Task requirements: Copy out the entries that follow exactly, leaving out the pictures.

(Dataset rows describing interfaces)
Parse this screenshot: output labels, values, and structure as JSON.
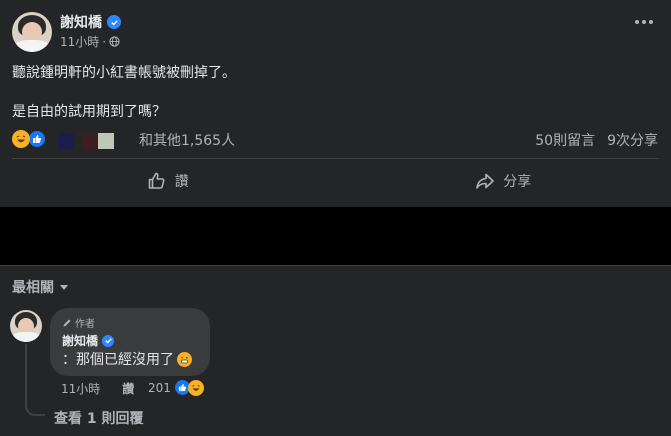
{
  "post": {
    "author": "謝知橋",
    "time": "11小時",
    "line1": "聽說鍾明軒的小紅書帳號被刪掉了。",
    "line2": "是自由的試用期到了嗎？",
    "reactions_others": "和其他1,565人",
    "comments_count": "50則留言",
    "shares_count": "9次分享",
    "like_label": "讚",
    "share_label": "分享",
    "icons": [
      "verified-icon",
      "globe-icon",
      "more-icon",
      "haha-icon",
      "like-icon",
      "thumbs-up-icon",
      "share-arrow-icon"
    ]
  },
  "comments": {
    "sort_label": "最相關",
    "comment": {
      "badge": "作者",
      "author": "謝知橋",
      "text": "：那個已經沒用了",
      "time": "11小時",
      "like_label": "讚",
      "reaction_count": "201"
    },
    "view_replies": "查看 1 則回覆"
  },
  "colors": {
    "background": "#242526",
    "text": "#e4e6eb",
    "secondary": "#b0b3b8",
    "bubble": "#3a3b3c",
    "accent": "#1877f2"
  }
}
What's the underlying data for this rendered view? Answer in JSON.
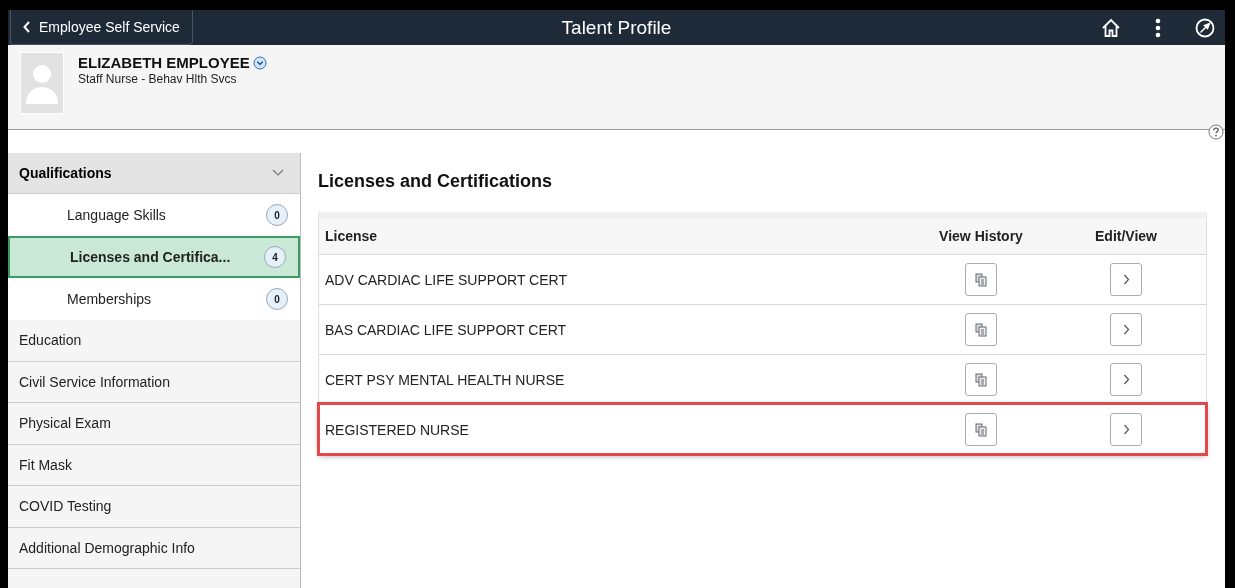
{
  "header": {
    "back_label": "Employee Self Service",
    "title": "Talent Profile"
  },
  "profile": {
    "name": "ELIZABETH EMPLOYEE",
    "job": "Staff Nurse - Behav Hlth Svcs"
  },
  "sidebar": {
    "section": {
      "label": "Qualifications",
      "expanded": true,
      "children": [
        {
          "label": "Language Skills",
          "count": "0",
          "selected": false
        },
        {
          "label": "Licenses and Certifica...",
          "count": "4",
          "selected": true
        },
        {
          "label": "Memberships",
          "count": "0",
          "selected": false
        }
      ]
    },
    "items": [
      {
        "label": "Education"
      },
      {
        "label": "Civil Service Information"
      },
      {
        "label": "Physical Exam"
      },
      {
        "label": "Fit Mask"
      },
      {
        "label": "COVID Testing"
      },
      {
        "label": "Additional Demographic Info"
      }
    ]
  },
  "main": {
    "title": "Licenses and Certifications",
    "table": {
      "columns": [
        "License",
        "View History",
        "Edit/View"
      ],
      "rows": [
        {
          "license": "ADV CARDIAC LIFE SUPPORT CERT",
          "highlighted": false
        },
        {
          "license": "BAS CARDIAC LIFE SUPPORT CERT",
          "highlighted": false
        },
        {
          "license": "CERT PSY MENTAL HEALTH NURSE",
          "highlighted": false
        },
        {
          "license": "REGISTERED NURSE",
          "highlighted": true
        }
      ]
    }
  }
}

Exercise solution:
Parse this screenshot: output labels, values, and structure as JSON.
{
  "post": {
    "author": "謝知橋",
    "time": "11小時",
    "line1": "聽說鍾明軒的小紅書帳號被刪掉了。",
    "line2": "是自由的試用期到了嗎？",
    "reactions_others": "和其他1,565人",
    "comments_count": "50則留言",
    "shares_count": "9次分享",
    "like_label": "讚",
    "share_label": "分享",
    "icons": [
      "verified-icon",
      "globe-icon",
      "more-icon",
      "haha-icon",
      "like-icon",
      "thumbs-up-icon",
      "share-arrow-icon"
    ]
  },
  "comments": {
    "sort_label": "最相關",
    "comment": {
      "badge": "作者",
      "author": "謝知橋",
      "text": "：那個已經沒用了",
      "time": "11小時",
      "like_label": "讚",
      "reaction_count": "201"
    },
    "view_replies": "查看 1 則回覆"
  },
  "colors": {
    "background": "#242526",
    "text": "#e4e6eb",
    "secondary": "#b0b3b8",
    "bubble": "#3a3b3c",
    "accent": "#1877f2"
  }
}
What's the underlying data for this rendered view? Answer in JSON.
{
  "header": {
    "back_label": "Employee Self Service",
    "title": "Talent Profile"
  },
  "profile": {
    "name": "ELIZABETH EMPLOYEE",
    "job": "Staff Nurse - Behav Hlth Svcs"
  },
  "sidebar": {
    "section": {
      "label": "Qualifications",
      "expanded": true,
      "children": [
        {
          "label": "Language Skills",
          "count": "0",
          "selected": false
        },
        {
          "label": "Licenses and Certifica...",
          "count": "4",
          "selected": true
        },
        {
          "label": "Memberships",
          "count": "0",
          "selected": false
        }
      ]
    },
    "items": [
      {
        "label": "Education"
      },
      {
        "label": "Civil Service Information"
      },
      {
        "label": "Physical Exam"
      },
      {
        "label": "Fit Mask"
      },
      {
        "label": "COVID Testing"
      },
      {
        "label": "Additional Demographic Info"
      }
    ]
  },
  "main": {
    "title": "Licenses and Certifications",
    "table": {
      "columns": [
        "License",
        "View History",
        "Edit/View"
      ],
      "rows": [
        {
          "license": "ADV CARDIAC LIFE SUPPORT CERT",
          "highlighted": false
        },
        {
          "license": "BAS CARDIAC LIFE SUPPORT CERT",
          "highlighted": false
        },
        {
          "license": "CERT PSY MENTAL HEALTH NURSE",
          "highlighted": false
        },
        {
          "license": "REGISTERED NURSE",
          "highlighted": true
        }
      ]
    }
  }
}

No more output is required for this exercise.